### WHAT YOU HAVE TO DO
Without including pictures, set down every record exactly as it stands.

### DATA TO EXAMINE
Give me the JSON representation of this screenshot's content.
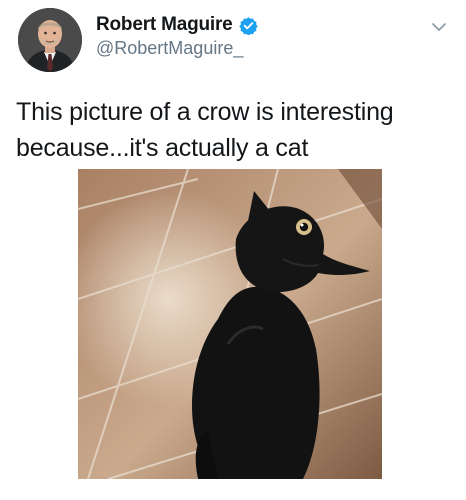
{
  "tweet": {
    "author": {
      "display_name": "Robert Maguire",
      "handle": "@RobertMaguire_",
      "verified": true
    },
    "text_line_1": "This picture of a crow is interesting",
    "text_line_2": "because...it's actually a cat"
  },
  "icons": {
    "verified": "verified-badge-icon",
    "menu": "chevron-down-icon"
  },
  "colors": {
    "verified_blue": "#1da1f2",
    "handle_gray": "#657786",
    "text_dark": "#14171a"
  }
}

### ANSWER FOR THE TASK
Give me the JSON representation of this screenshot's content.
{
  "tweet": {
    "author": {
      "display_name": "Robert Maguire",
      "handle": "@RobertMaguire_",
      "verified": true
    },
    "text_line_1": "This picture of a crow is interesting",
    "text_line_2": "because...it's actually a cat"
  },
  "icons": {
    "verified": "verified-badge-icon",
    "menu": "chevron-down-icon"
  },
  "colors": {
    "verified_blue": "#1da1f2",
    "handle_gray": "#657786",
    "text_dark": "#14171a"
  }
}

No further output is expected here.